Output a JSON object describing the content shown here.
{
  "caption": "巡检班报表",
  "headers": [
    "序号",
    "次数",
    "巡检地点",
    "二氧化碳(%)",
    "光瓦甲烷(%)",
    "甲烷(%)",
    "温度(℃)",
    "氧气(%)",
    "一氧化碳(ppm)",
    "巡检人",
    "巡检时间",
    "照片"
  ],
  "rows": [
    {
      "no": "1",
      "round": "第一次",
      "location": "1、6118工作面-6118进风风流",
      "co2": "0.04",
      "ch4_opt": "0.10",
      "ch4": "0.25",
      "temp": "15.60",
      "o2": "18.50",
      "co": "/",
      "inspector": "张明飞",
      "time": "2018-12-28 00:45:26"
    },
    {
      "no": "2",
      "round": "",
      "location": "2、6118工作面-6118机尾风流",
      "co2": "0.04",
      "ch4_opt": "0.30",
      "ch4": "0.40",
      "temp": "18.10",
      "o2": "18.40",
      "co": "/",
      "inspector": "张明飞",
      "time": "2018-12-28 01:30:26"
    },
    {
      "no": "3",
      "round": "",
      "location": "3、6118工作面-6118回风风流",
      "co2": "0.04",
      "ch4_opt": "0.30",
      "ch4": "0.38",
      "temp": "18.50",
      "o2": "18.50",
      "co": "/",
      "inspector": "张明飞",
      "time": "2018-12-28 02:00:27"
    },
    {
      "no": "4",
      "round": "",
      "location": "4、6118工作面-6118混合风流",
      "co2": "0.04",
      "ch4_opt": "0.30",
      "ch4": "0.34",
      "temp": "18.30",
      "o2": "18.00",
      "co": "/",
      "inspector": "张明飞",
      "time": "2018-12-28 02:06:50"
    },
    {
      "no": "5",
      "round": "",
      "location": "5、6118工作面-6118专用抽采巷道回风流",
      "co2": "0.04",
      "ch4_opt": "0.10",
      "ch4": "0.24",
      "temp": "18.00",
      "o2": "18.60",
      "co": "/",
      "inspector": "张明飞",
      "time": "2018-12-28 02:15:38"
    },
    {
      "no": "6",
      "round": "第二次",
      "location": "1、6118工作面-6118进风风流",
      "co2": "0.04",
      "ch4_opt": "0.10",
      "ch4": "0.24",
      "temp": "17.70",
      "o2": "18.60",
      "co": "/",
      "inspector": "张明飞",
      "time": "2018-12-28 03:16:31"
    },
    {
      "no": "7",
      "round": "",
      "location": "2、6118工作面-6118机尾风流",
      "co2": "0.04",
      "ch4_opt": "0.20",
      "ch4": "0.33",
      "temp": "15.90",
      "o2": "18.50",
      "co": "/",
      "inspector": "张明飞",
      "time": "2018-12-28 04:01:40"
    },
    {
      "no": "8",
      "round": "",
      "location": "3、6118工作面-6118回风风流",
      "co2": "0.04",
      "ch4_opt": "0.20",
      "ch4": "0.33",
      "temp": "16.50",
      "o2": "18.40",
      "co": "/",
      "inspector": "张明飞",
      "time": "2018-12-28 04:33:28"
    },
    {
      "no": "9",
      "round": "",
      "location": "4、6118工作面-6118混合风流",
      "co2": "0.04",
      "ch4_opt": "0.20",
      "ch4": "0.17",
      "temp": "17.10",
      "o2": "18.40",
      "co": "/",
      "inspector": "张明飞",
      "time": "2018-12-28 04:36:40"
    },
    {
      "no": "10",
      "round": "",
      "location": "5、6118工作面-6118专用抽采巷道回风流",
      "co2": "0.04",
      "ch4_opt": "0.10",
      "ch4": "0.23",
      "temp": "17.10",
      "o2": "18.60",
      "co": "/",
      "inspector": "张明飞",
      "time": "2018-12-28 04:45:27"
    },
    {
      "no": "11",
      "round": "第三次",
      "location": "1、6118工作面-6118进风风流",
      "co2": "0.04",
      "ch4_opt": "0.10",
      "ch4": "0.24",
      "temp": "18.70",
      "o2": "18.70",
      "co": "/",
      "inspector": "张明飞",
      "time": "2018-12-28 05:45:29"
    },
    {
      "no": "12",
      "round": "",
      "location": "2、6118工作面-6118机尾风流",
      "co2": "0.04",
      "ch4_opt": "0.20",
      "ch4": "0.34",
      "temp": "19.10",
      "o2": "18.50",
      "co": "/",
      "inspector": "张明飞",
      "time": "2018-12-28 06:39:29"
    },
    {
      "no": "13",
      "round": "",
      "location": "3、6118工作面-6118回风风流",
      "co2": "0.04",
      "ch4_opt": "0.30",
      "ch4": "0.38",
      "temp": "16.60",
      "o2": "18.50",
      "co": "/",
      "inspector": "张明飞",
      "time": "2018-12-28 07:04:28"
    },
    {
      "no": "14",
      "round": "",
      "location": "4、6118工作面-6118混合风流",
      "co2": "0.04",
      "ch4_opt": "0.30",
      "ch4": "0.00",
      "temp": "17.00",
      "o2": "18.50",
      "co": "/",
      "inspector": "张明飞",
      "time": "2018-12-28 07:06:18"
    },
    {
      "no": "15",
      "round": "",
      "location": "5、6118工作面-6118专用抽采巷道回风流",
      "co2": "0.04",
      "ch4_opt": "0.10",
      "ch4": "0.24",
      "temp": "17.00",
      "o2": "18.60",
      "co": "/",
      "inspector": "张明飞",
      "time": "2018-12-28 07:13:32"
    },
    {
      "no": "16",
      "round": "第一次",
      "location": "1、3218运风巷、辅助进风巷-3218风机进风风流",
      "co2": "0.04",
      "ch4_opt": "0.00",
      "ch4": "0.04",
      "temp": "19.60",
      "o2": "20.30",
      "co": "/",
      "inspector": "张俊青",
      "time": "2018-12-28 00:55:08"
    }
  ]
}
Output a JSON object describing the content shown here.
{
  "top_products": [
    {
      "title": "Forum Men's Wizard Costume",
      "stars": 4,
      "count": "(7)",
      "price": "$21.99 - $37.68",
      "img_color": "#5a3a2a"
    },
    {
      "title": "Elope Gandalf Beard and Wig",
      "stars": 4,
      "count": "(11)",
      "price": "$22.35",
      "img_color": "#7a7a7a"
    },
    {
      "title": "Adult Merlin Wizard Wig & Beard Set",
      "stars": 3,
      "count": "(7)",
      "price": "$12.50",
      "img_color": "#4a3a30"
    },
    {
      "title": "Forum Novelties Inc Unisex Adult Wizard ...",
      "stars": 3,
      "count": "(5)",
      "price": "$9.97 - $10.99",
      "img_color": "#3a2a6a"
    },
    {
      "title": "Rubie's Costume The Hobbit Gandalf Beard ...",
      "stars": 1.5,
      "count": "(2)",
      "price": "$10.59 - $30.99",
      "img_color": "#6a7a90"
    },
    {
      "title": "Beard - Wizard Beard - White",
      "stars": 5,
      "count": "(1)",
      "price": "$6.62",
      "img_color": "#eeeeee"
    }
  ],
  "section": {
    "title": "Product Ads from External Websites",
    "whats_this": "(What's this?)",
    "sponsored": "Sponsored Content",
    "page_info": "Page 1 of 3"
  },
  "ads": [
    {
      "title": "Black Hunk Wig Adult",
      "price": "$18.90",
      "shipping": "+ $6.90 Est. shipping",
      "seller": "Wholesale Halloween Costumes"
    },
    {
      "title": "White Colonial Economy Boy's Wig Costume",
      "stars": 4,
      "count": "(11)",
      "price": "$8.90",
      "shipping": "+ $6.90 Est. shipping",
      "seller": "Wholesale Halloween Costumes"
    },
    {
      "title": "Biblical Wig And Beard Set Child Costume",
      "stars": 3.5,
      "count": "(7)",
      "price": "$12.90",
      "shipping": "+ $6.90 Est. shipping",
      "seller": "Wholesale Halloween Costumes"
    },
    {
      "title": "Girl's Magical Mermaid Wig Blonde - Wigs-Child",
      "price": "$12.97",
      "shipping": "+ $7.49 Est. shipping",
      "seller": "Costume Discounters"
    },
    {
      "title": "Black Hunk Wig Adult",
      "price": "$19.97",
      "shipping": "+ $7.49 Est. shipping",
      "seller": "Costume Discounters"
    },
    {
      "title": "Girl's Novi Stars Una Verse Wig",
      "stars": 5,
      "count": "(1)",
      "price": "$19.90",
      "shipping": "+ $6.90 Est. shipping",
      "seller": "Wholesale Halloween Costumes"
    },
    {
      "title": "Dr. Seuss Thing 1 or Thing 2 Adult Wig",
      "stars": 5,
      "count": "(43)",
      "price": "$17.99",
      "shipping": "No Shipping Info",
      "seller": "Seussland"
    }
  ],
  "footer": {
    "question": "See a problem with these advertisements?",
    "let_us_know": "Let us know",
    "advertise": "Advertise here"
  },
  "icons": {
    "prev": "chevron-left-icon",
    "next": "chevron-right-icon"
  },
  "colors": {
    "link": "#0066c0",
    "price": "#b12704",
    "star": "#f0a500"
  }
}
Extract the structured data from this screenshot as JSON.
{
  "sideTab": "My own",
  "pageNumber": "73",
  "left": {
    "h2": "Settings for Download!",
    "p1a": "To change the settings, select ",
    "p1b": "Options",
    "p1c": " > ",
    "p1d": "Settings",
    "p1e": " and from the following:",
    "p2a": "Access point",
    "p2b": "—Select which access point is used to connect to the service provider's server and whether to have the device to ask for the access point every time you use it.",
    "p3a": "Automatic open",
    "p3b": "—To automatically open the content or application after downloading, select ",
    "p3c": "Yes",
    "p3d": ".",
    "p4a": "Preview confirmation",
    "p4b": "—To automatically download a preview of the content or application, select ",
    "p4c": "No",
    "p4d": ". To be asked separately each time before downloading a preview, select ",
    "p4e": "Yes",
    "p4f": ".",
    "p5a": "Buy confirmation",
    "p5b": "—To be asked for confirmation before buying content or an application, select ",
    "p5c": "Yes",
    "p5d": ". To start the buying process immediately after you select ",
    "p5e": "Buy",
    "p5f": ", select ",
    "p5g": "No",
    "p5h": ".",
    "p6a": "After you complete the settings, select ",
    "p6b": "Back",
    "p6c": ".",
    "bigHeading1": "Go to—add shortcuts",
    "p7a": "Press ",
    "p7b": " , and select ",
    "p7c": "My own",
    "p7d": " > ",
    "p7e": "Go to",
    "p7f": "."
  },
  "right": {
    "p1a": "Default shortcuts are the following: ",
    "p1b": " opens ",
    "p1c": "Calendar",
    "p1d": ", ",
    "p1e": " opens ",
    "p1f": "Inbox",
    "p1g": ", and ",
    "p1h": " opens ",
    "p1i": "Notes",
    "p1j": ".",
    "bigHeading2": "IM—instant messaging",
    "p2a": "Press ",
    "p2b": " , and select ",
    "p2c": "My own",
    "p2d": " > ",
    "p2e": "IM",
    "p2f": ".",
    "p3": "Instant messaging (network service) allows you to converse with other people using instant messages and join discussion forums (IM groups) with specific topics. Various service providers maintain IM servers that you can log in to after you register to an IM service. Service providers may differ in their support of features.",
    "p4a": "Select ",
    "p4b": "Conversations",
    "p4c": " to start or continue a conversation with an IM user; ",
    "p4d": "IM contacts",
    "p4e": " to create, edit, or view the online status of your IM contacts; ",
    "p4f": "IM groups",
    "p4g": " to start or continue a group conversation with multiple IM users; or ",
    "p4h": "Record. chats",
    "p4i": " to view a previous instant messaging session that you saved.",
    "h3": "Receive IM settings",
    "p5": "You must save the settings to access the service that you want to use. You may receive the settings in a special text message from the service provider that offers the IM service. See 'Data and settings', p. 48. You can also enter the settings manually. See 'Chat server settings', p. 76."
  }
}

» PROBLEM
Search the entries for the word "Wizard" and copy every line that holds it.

» ANSWER FOR THIS EXERCISE
      "title": "Forum Men's Wizard Costume",
      "title": "Adult Merlin Wizard Wig & Beard Set",
      "title": "Forum Novelties Inc Unisex Adult Wizard ...",
      "title": "Beard - Wizard Beard - White",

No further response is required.